Is Jeff Sessions Coming for Legal Marijuana in Massachusetts, or Isn’t He?

It’s still a mystery, and that’s bad for everyone.

POOL--Attorney General Jeff Sessions holds a meeting with the heads of federal law enforcement components at the Department of Justice in Washington, Thursday, Feb. 9, 2017. (AP Photo/Susan Walsh)

Photo via AP

So, Jeff Sessions, are you coming for legal marijuana in Massachusetts or not?

That’s what state Treasurer Deb Goldberg wants to know. She sent Sessions, the soft-spoken but ideologically extreme new attorney general, a letter this week asking for clarification.

Goldberg’s office is in charge of preparing for the new recreational marijuana law, which will allow retail stores to open here in mid-2018. For now, she is forming a Cannabis Control Commission, which will oversee regulations of the new market.

She writes:

Effective implementation requires a significant investment in staff, equipment, and technology. As the state official charged with implementing the commonwealth’s new law, my staff and I are currently in the process of developing budgets, researching technology, and vetting commissioners.

As State Treasurer, I am keenly aware of my obligation to manage the state’s finances prudently. Fiscal responsibility requires predictability, and I want to ensure that we fully understand the DOJ’s intentions. In recent weeks, comments from the Trump Administration suggest that the DOJ may be considering a change. I would greatly appreciate your prompt response to clarity whether this is true — and if so, what changes we should prepare for before we commit significant public resources to implementing Massachusetts’ recreational marijuana laws.

Goldberg—who did not support the legalized recreational marijuana ballot campaign last year but has pledged to regulate sales of the drug in good faith—adds that she also needs to oversee the production of a database to track marijuana as it is grown, transported to retailers, and sold. And she needs to know whether the new administration will follow the lead of the prior one, which prioritized enforcement of the federal pot law only as a way to keep the drug away from gangs, from children, and from traveling across state lines. During the Obama years, the government mostly left marijuana shops in legal pot states alone. And Obama himself said late last year he believes we ought to treat pot “like cigarettes or alcohol.”

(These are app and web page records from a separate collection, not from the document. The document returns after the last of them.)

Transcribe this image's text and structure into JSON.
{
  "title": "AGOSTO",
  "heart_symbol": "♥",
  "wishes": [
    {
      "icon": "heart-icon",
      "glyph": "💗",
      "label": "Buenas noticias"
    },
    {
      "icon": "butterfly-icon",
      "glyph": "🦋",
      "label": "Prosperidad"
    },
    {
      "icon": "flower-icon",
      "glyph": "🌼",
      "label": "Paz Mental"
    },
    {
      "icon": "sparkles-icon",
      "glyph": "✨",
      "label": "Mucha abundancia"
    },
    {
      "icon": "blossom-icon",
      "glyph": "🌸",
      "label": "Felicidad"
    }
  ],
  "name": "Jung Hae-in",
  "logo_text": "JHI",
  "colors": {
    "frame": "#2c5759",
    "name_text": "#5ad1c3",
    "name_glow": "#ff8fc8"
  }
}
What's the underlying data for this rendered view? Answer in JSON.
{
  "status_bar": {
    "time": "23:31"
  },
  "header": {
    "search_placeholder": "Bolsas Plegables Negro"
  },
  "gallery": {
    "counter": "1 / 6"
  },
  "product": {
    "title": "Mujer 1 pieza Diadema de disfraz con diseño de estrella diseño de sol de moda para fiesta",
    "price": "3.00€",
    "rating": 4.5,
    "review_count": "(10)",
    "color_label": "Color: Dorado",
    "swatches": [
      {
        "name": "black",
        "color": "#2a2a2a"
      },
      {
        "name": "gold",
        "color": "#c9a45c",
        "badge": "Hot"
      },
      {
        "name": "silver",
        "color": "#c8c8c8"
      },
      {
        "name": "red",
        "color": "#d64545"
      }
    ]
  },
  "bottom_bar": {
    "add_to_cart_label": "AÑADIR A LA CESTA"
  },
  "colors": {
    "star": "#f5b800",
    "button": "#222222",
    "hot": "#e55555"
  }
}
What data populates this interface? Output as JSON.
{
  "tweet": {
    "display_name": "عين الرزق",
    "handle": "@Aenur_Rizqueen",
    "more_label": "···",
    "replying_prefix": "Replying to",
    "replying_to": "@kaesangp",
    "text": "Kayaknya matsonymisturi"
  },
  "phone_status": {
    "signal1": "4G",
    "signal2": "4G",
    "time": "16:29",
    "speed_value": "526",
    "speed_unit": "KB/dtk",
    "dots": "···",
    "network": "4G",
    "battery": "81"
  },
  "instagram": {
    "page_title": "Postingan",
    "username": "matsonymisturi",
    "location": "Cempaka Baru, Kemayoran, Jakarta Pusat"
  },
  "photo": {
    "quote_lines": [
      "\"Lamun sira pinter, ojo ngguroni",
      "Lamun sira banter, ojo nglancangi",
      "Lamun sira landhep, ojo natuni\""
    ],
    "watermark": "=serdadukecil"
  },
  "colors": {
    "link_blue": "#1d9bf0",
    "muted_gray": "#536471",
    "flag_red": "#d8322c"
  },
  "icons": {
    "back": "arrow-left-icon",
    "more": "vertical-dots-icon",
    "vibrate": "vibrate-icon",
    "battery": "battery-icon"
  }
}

Elizabeth Warren and other senators also sent a letter to Sessions urging him not to deviate from Obama’s approach.

President Trump, as a candidate, appeared to not be bothered by marijuana sales, and said he supported medical marijuana sales. In February, press secretary Sean Spicer told reporters that the Trump administration may crack down on marijuana sales. “I do believe you will see greater enforcement of” federal law, he said. That would square with Sessions’ views on cannabis. “Good people don’t smoke marijuana,” he said last year. He said in February he believes legal marijuana leads to “violence.” If he had the opportunity to do so, his powers to crack down on marijuana would be vast.

Politico, meanwhile, has reported that Sessions is reassuring Republicans in private that he isn’t planning a big enforcement campaign. So maybe there’s nothing to worry about. But an open question certainly isn’t helping anyone.

Even without confusion about mixed messages in Washington, the marijuana law is in many ways still up in the air. The state is in the midst of debates over whether and how the law should be changed. Sessions’ appointment to the Trump White House made that a lot more complicated for regulators, not to mention for marijuana investors and entrepreneurs.